#### Prompt
Retype every record exactly. Leave the pictures out.

Items from an interface collection:

◆ ◆ ◆

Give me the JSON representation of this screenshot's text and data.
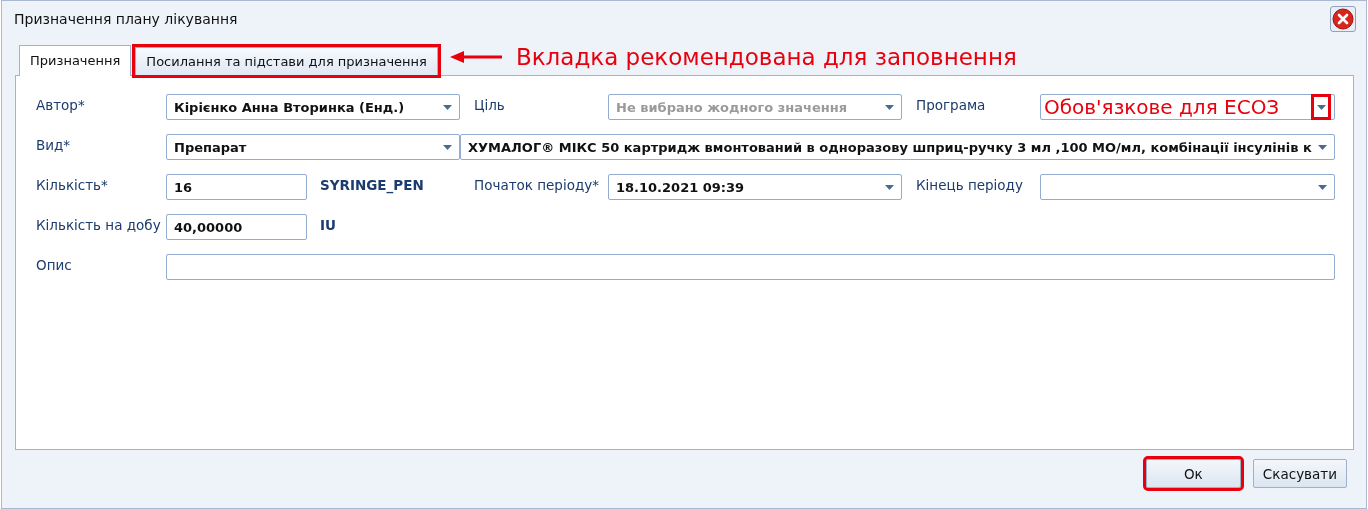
{
  "window": {
    "title": "Призначення плану лікування"
  },
  "tabs": [
    {
      "label": "Призначення",
      "selected": true,
      "highlighted": false
    },
    {
      "label": "Посилання та підстави для призначення",
      "selected": false,
      "highlighted": true
    }
  ],
  "tab_callout": "Вкладка рекомендована для заповнення",
  "rows": [
    [
      {
        "label": "Автор*",
        "kind": "combo",
        "value": "Кірієнко Анна Вторинка (Енд.)"
      },
      {
        "label": "Ціль",
        "kind": "combo",
        "placeholder": "Не вибрано жодного значення"
      },
      {
        "label": "Програма",
        "kind": "combo",
        "highlighted": true,
        "callout": "Обов'язкове для ЕСОЗ"
      }
    ],
    [
      {
        "label": "Вид*",
        "kind": "combo",
        "value": "Препарат"
      },
      {
        "kind": "combo",
        "value": "ХУМАЛОГ® МІКС 50 картридж вмонтований в одноразову шприц-ручку 3 мл ,100 МО/мл, комбінації інсулінів к"
      }
    ],
    [
      {
        "label": "Кількість*",
        "kind": "text",
        "value": "16",
        "unit": "SYRINGE_PEN"
      },
      {
        "label": "Початок періоду*",
        "kind": "combo",
        "value": "18.10.2021 09:39"
      },
      {
        "label": "Кінець періоду",
        "kind": "combo"
      }
    ],
    [
      {
        "label": "Кількість на добу",
        "kind": "text",
        "value": "40,00000",
        "unit": "IU"
      }
    ],
    [
      {
        "label": "Опис",
        "kind": "text"
      }
    ]
  ],
  "buttons": [
    {
      "label": "Ок",
      "highlighted": true
    },
    {
      "label": "Скасувати",
      "highlighted": false
    }
  ]
}
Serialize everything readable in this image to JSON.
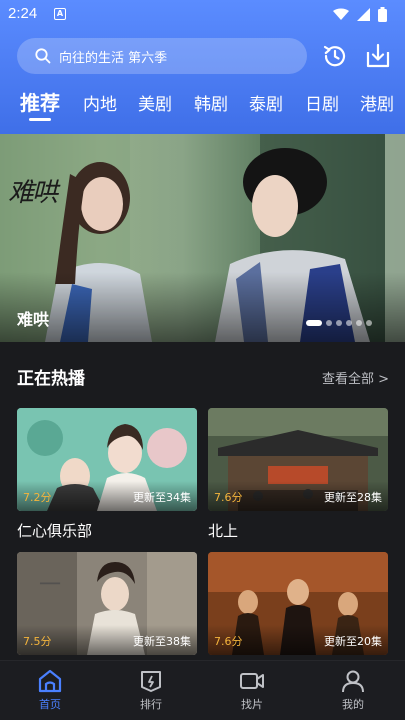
{
  "status_bar": {
    "time": "2:24",
    "notification_icon": "A"
  },
  "search": {
    "placeholder": "向往的生活 第六季"
  },
  "tabs": [
    {
      "label": "推荐",
      "active": true
    },
    {
      "label": "内地"
    },
    {
      "label": "美剧"
    },
    {
      "label": "韩剧"
    },
    {
      "label": "泰剧"
    },
    {
      "label": "日剧"
    },
    {
      "label": "港剧"
    }
  ],
  "banner": {
    "title": "难哄",
    "calligraphy": "难哄",
    "slide_count": 7,
    "active_slide": 1
  },
  "hot": {
    "title": "正在热播",
    "see_all": "查看全部 >",
    "items": [
      {
        "title": "仁心俱乐部",
        "rating": "7.2分",
        "episode": "更新至34集"
      },
      {
        "title": "北上",
        "rating": "7.6分",
        "episode": "更新至28集"
      },
      {
        "title": "",
        "rating": "7.5分",
        "episode": "更新至38集"
      },
      {
        "title": "",
        "rating": "7.6分",
        "episode": "更新至20集"
      }
    ]
  },
  "bottom_nav": [
    {
      "label": "首页",
      "icon": "home-icon",
      "active": true
    },
    {
      "label": "排行",
      "icon": "ranking-icon"
    },
    {
      "label": "找片",
      "icon": "video-icon"
    },
    {
      "label": "我的",
      "icon": "profile-icon"
    }
  ],
  "colors": {
    "accent": "#4a80ff",
    "header": "#4f7ff5",
    "rating": "#f4b43c",
    "background": "#1a1b1e"
  }
}
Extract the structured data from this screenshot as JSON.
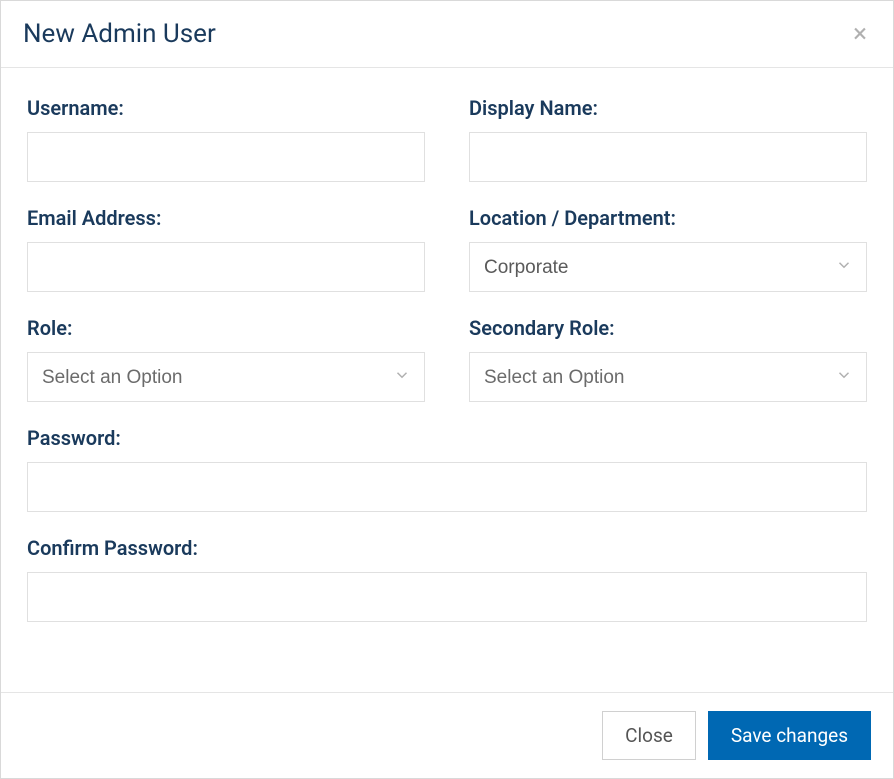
{
  "modal": {
    "title": "New Admin User"
  },
  "fields": {
    "username": {
      "label": "Username:",
      "value": ""
    },
    "displayName": {
      "label": "Display Name:",
      "value": ""
    },
    "email": {
      "label": "Email Address:",
      "value": ""
    },
    "location": {
      "label": "Location / Department:",
      "value": "Corporate"
    },
    "role": {
      "label": "Role:",
      "value": "",
      "placeholder": "Select an Option"
    },
    "secondaryRole": {
      "label": "Secondary Role:",
      "value": "",
      "placeholder": "Select an Option"
    },
    "password": {
      "label": "Password:",
      "value": ""
    },
    "confirmPassword": {
      "label": "Confirm Password:",
      "value": ""
    }
  },
  "footer": {
    "close": "Close",
    "save": "Save changes"
  }
}
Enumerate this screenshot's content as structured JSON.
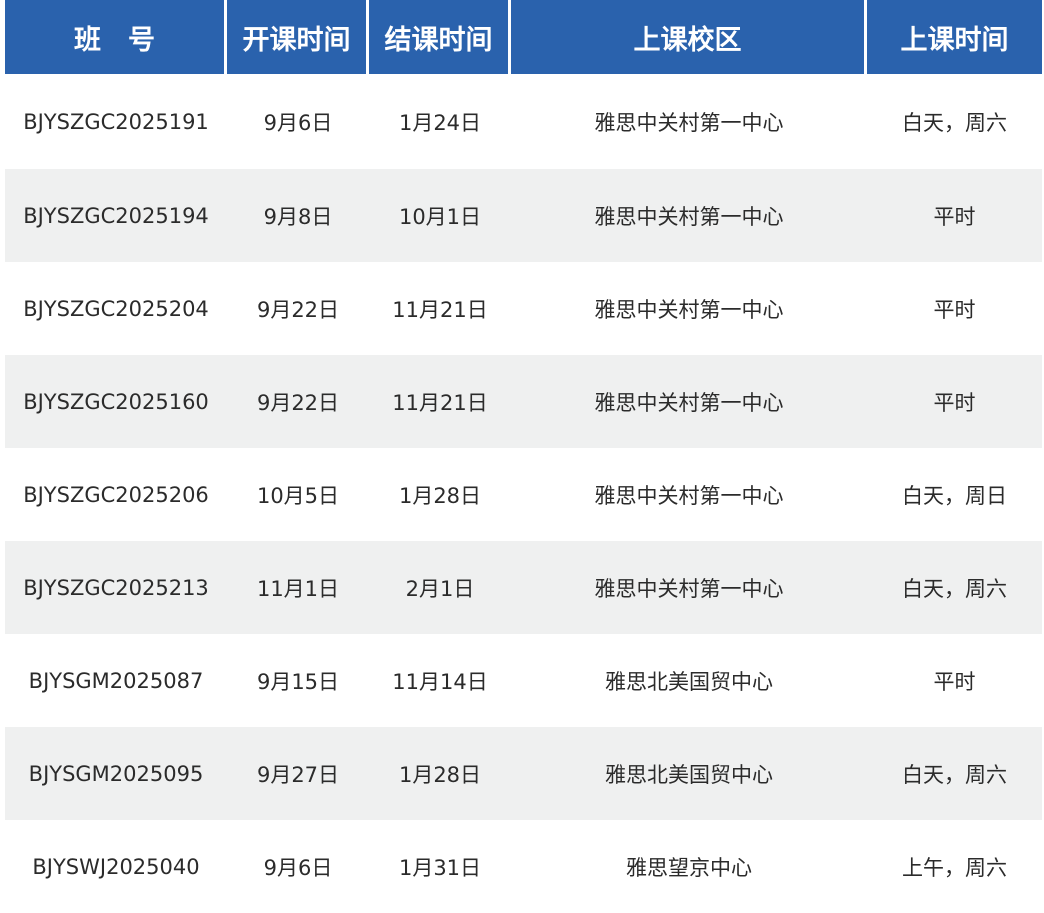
{
  "table": {
    "headers": [
      "班　号",
      "开课时间",
      "结课时间",
      "上课校区",
      "上课时间"
    ],
    "rows": [
      [
        "BJYSZGC2025191",
        "9月6日",
        "1月24日",
        "雅思中关村第一中心",
        "白天，周六"
      ],
      [
        "BJYSZGC2025194",
        "9月8日",
        "10月1日",
        "雅思中关村第一中心",
        "平时"
      ],
      [
        "BJYSZGC2025204",
        "9月22日",
        "11月21日",
        "雅思中关村第一中心",
        "平时"
      ],
      [
        "BJYSZGC2025160",
        "9月22日",
        "11月21日",
        "雅思中关村第一中心",
        "平时"
      ],
      [
        "BJYSZGC2025206",
        "10月5日",
        "1月28日",
        "雅思中关村第一中心",
        "白天，周日"
      ],
      [
        "BJYSZGC2025213",
        "11月1日",
        "2月1日",
        "雅思中关村第一中心",
        "白天，周六"
      ],
      [
        "BJYSGM2025087",
        "9月15日",
        "11月14日",
        "雅思北美国贸中心",
        "平时"
      ],
      [
        "BJYSGM2025095",
        "9月27日",
        "1月28日",
        "雅思北美国贸中心",
        "白天，周六"
      ],
      [
        "BJYSWJ2025040",
        "9月6日",
        "1月31日",
        "雅思望京中心",
        "上午，周六"
      ]
    ]
  },
  "colors": {
    "header_bg": "#2a62ad",
    "header_text": "#ffffff",
    "row_alt_bg": "#eff0f0",
    "body_text": "#2b2b2b"
  }
}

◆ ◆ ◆

#### Answer to this exercise
Give me the JSON representation of this screenshot's text and data.
{
  "window": {
    "title": "Призначення плану лікування"
  },
  "tabs": [
    {
      "label": "Призначення",
      "selected": true,
      "highlighted": false
    },
    {
      "label": "Посилання та підстави для призначення",
      "selected": false,
      "highlighted": true
    }
  ],
  "tab_callout": "Вкладка рекомендована для заповнення",
  "rows": [
    [
      {
        "label": "Автор*",
        "kind": "combo",
        "value": "Кірієнко Анна Вторинка (Енд.)"
      },
      {
        "label": "Ціль",
        "kind": "combo",
        "placeholder": "Не вибрано жодного значення"
      },
      {
        "label": "Програма",
        "kind": "combo",
        "highlighted": true,
        "callout": "Обов'язкове для ЕСОЗ"
      }
    ],
    [
      {
        "label": "Вид*",
        "kind": "combo",
        "value": "Препарат"
      },
      {
        "kind": "combo",
        "value": "ХУМАЛОГ® МІКС 50 картридж вмонтований в одноразову шприц-ручку 3 мл ,100 МО/мл, комбінації інсулінів к"
      }
    ],
    [
      {
        "label": "Кількість*",
        "kind": "text",
        "value": "16",
        "unit": "SYRINGE_PEN"
      },
      {
        "label": "Початок періоду*",
        "kind": "combo",
        "value": "18.10.2021 09:39"
      },
      {
        "label": "Кінець періоду",
        "kind": "combo"
      }
    ],
    [
      {
        "label": "Кількість на добу",
        "kind": "text",
        "value": "40,00000",
        "unit": "IU"
      }
    ],
    [
      {
        "label": "Опис",
        "kind": "text"
      }
    ]
  ],
  "buttons": [
    {
      "label": "Ок",
      "highlighted": true
    },
    {
      "label": "Скасувати",
      "highlighted": false
    }
  ]
}
Serialize everything readable in this image to JSON.
{
  "status_bar": {
    "time": "2:24",
    "notification_icon": "A"
  },
  "search": {
    "placeholder": "向往的生活 第六季"
  },
  "tabs": [
    {
      "label": "推荐",
      "active": true
    },
    {
      "label": "内地"
    },
    {
      "label": "美剧"
    },
    {
      "label": "韩剧"
    },
    {
      "label": "泰剧"
    },
    {
      "label": "日剧"
    },
    {
      "label": "港剧"
    }
  ],
  "banner": {
    "title": "难哄",
    "calligraphy": "难哄",
    "slide_count": 7,
    "active_slide": 1
  },
  "hot": {
    "title": "正在热播",
    "see_all": "查看全部 >",
    "items": [
      {
        "title": "仁心俱乐部",
        "rating": "7.2分",
        "episode": "更新至34集"
      },
      {
        "title": "北上",
        "rating": "7.6分",
        "episode": "更新至28集"
      },
      {
        "title": "",
        "rating": "7.5分",
        "episode": "更新至38集"
      },
      {
        "title": "",
        "rating": "7.6分",
        "episode": "更新至20集"
      }
    ]
  },
  "bottom_nav": [
    {
      "label": "首页",
      "icon": "home-icon",
      "active": true
    },
    {
      "label": "排行",
      "icon": "ranking-icon"
    },
    {
      "label": "找片",
      "icon": "video-icon"
    },
    {
      "label": "我的",
      "icon": "profile-icon"
    }
  ],
  "colors": {
    "accent": "#4a80ff",
    "header": "#4f7ff5",
    "rating": "#f4b43c",
    "background": "#1a1b1e"
  }
}
Extract the structured data from this screenshot as JSON.
{
  "modal": {
    "title": "New Admin User"
  },
  "fields": {
    "username": {
      "label": "Username:",
      "value": ""
    },
    "displayName": {
      "label": "Display Name:",
      "value": ""
    },
    "email": {
      "label": "Email Address:",
      "value": ""
    },
    "location": {
      "label": "Location / Department:",
      "value": "Corporate"
    },
    "role": {
      "label": "Role:",
      "value": "",
      "placeholder": "Select an Option"
    },
    "secondaryRole": {
      "label": "Secondary Role:",
      "value": "",
      "placeholder": "Select an Option"
    },
    "password": {
      "label": "Password:",
      "value": ""
    },
    "confirmPassword": {
      "label": "Confirm Password:",
      "value": ""
    }
  },
  "footer": {
    "close": "Close",
    "save": "Save changes"
  }
}
Enumerate this screenshot's content as structured JSON.
{
  "table": {
    "headers": [
      "班　号",
      "开课时间",
      "结课时间",
      "上课校区",
      "上课时间"
    ],
    "rows": [
      [
        "BJYSZGC2025191",
        "9月6日",
        "1月24日",
        "雅思中关村第一中心",
        "白天，周六"
      ],
      [
        "BJYSZGC2025194",
        "9月8日",
        "10月1日",
        "雅思中关村第一中心",
        "平时"
      ],
      [
        "BJYSZGC2025204",
        "9月22日",
        "11月21日",
        "雅思中关村第一中心",
        "平时"
      ],
      [
        "BJYSZGC2025160",
        "9月22日",
        "11月21日",
        "雅思中关村第一中心",
        "平时"
      ],
      [
        "BJYSZGC2025206",
        "10月5日",
        "1月28日",
        "雅思中关村第一中心",
        "白天，周日"
      ],
      [
        "BJYSZGC2025213",
        "11月1日",
        "2月1日",
        "雅思中关村第一中心",
        "白天，周六"
      ],
      [
        "BJYSGM2025087",
        "9月15日",
        "11月14日",
        "雅思北美国贸中心",
        "平时"
      ],
      [
        "BJYSGM2025095",
        "9月27日",
        "1月28日",
        "雅思北美国贸中心",
        "白天，周六"
      ],
      [
        "BJYSWJ2025040",
        "9月6日",
        "1月31日",
        "雅思望京中心",
        "上午，周六"
      ]
    ]
  },
  "colors": {
    "header_bg": "#2a62ad",
    "header_text": "#ffffff",
    "row_alt_bg": "#eff0f0",
    "body_text": "#2b2b2b"
  }
}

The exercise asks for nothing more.